NEW YORK/CAPE TOWN, FEBRUARY 18, 2022—Today, the World Health Organization (WHO) announced that Egypt, Kenya, Nigeria, Senegal, South Africa and Tunisia will be the first recipients of technology from the global mRNA technology transfer hub. The hub aims to support and facilitate technology transfer of the mRNA vaccine platform to interested manufacturers in countries in Africa, as well as other low- and middle-income countries, in order to eventually scale-up local manufacturing capacity for COVID-19 vaccines.
The hub’s research and development partner, South Africa’s Afrigen Biologics and Vaccines, recently succeeded in producing micro-liter laboratory scale batches of an mRNA vaccine based on the publicly available sequence of the largely publicly funded Moderna vaccine, despite a lack of assistance from the corporation.

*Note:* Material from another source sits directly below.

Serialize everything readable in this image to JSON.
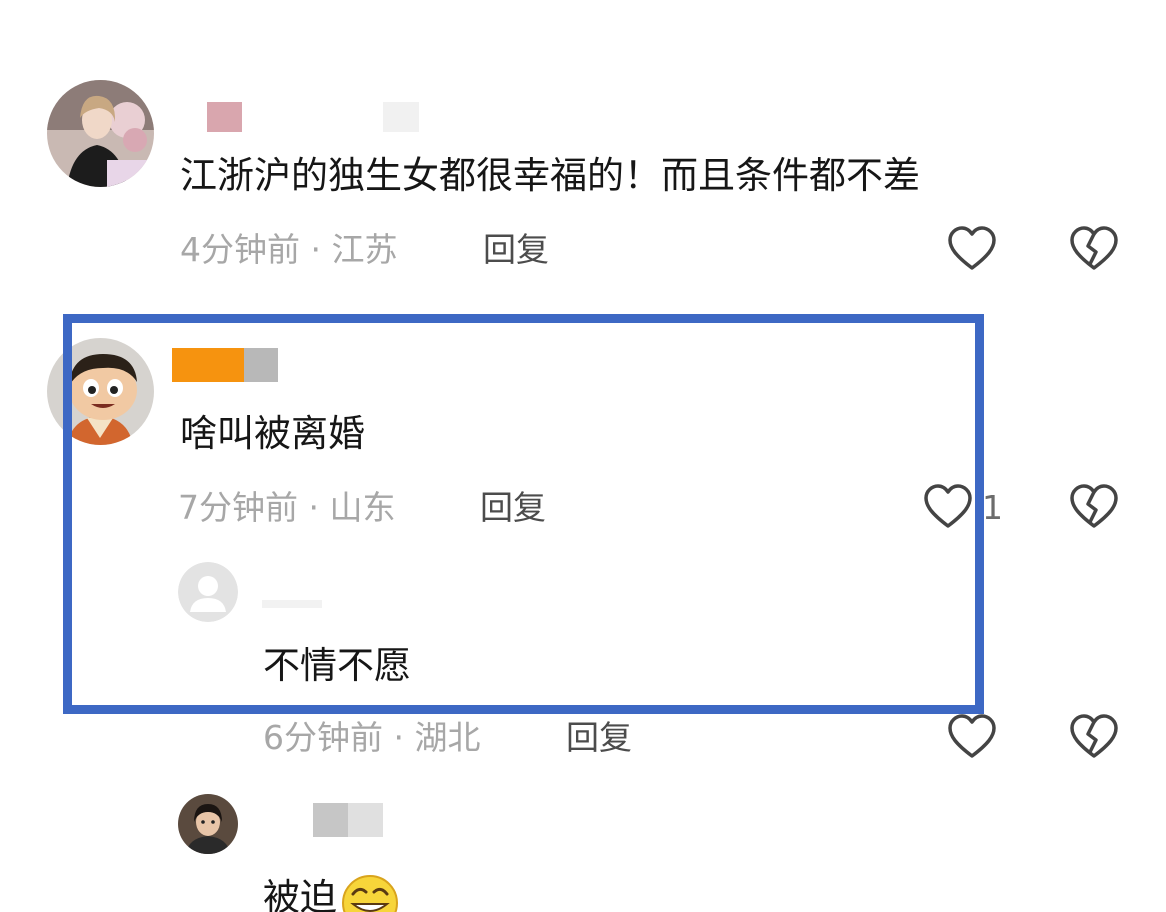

The timeline for the hub’s production of a final mRNA vaccine candidate, and eventual technology transfer to manufacturers, is considerable. Moderna must immediately share the mRNA technology and know-how needed for more manufacturers across the world to make COVID-19 vaccines and lend the hub technical assistance so other vaccine makers can more quickly boost the global supply, said Doctors Without Borders/Médecins Sans Frontières (MSF). Moderna should also immediately withdraw all patents and applications related to mRNA vaccines that the corporation has been granted in South Africa to reduce the intellectual property barriers to biosimilar vaccine production.
Kate Stegeman, Africa region advocacy coordinator for MSF’s Access Campaign, said today:
“MSF welcomes today’s announcement that six countries will receive technology from the WHO COVID-19 mRNA technology transfer hub in South Africa. This announcement marks a welcome milestone on the road to expanding vaccine manufacturing capacity in lower- and middle-income countries.
“It’s encouraging to see the mRNA technology transfer hub getting closer to developing and validating the world’s first open access mRNA vaccine production platform. The recent news that Afrigen has succeeded in making a full prototype of an mRNA COVID-19 vaccine based on Moderna’s model is a really promising first step, but many more strides are needed—including developing a more heat-stable version, performing clinical trials, and developing a large-scale manufacturing process. These highly technical developments are needed alongside the hub offering training and technology transfer activities to manufacturers going forward.
“MSF urges the pharma corporation Moderna, which makes the vaccine closest to the one designed by Afrigen, to lend the hub technical assistance to shorten the vaccine production timeline.
“While the hub is undoubtedly an important initiative today and for future pandemic preparedness, the fastest way to start vaccine production in African countries and other regions with limited vaccine production is still through full and transparent transfer of vaccine know-how of already-approved mRNA technologies to able companies with existing capacity that can be retrofitted to produce mRNA vaccines. Notably, MSF research has identified over 100 manufacturers across Asia, Africa, and Latin America with the potential to manufacture mRNA vaccines.
“Diversifying mRNA vaccine manufacturing capacity to low- and middle-income countries should be a global health priority. More regions producing mRNA vaccines as essential preparedness against infectious diseases could bolster the response not only to COVID-19 and future infectious diseases, but also potentially to existing ones such as malaria, tuberculosis, and HIV.”